Mindfulness is being in the present moment in an open and friendly way. It's both mind-training and heart-training.You can start right where you are.
As many of you know, I volunteer 10 hours a week in prison, teaching meditation and mindfulness; bearing witness to deep suffering and powerful insight; widening my circle of compassion and understanding.
We play many roles in our lives. These roles and identities affect us in deep ways. Some nourish and fulfill, others drain and frustrate, and some feel neutral. It's helpful to understand the wide variety of roles we play and their impact on our physical, mental, and emotional life.
I share my photographs on Flickr, which was my first encounter with social media. I joined back when it was old school: Not flashy, just plain ole’ photography and rich friendships. A place to learn, share, and be inspired. Even though the format has changed, I still enjoy my Flickr community.
We often look externally for evidence that we’re lovable, okay, and worthy; that we belong. Another path is to look inward. Instead of distracting, busying, or analyzing, we sit down with ourselves and practice kindness.
Yesterday, I had 4 meaningful pastoral visits at Oshkosh Correctional. During these visits, I listen, ask questions, mirror back goodness (the many ways each prisoner’s practice inspires me), and encourage new areas of growth.
Today, I stood with my FREE HUGS sign outside the neighborhood polling place. I was there between 11:30 and 2 in the cold drizzle. Hands numb, heart warm. At first, I was nervous; at the end, I didn’t want to leave.
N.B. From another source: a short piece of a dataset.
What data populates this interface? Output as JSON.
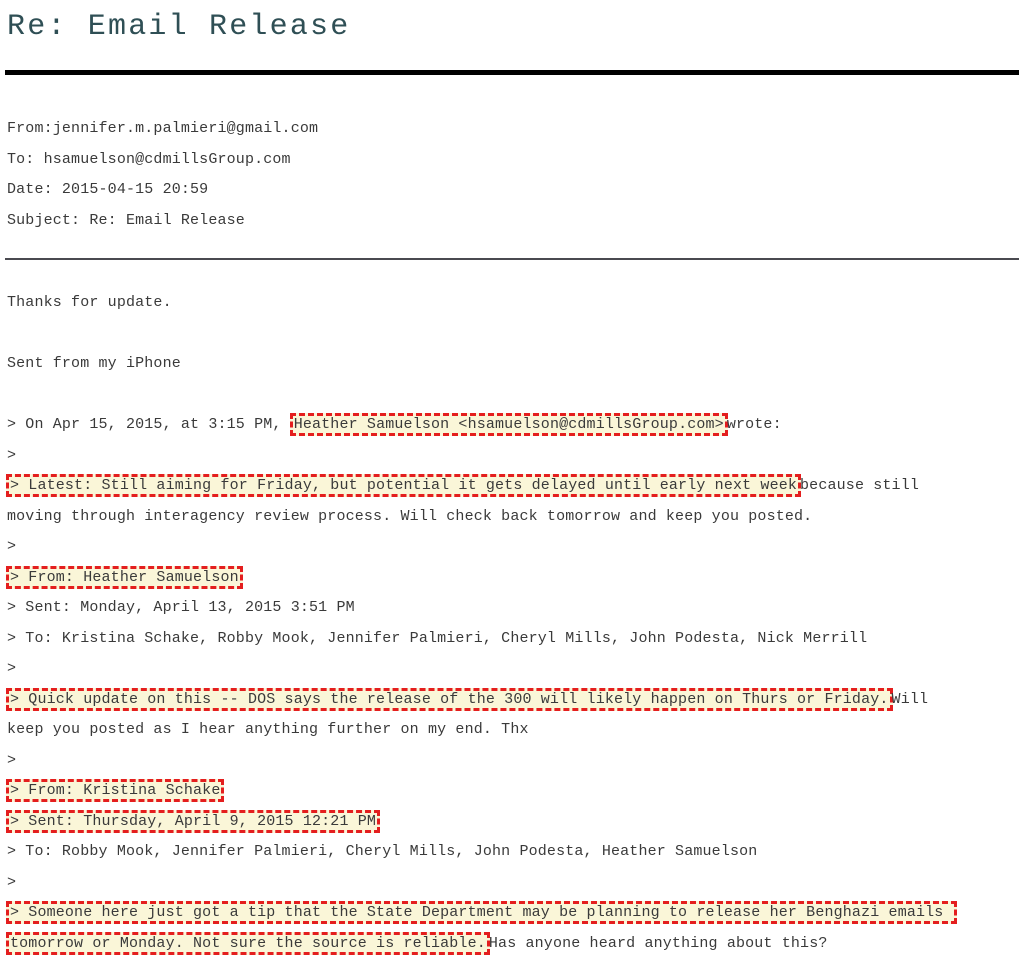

In my Gmail inbox, I’m given three automated, short responses from which to choose. For example, “Thanks, I’ll check it out!” “Awesome, thanks!” “Got it!” These same automated responses appear in Skype chat, as well as social media. None of the automated messages sound anything like me. They’re brief, generic, and bland.
Connection is a basic human need. We require love, belonging, acceptance, and support, if only from a few people. But to fully heal, we must cultivate love within ourselves. Self-compassion is true medicine. It works from the inside out.
Yesterday, I had intense, meaningful pastoral visits in Oshkosh prison. I listen deeply to the inmates, asking questions when needed, but mostly I bear witness. Then I bring our conversation back to meditation—mindfulness tools with which they can practice. Though we’re not friends, I care about these guys in important, real, and heartfelt ways. I see them. I know and understand them.
It’s been a gray, rainy, dark autumn in Appleton. The past few weeks, I allowed external weather to overly impact my internal weather. I’ve felt crabby and frustrated, even angry. I’ve felt constricted inside: my throat tight from wanting to control the uncontrollable, my heart closed to joy and wonder. I saw clearly how this doesn’t feel good.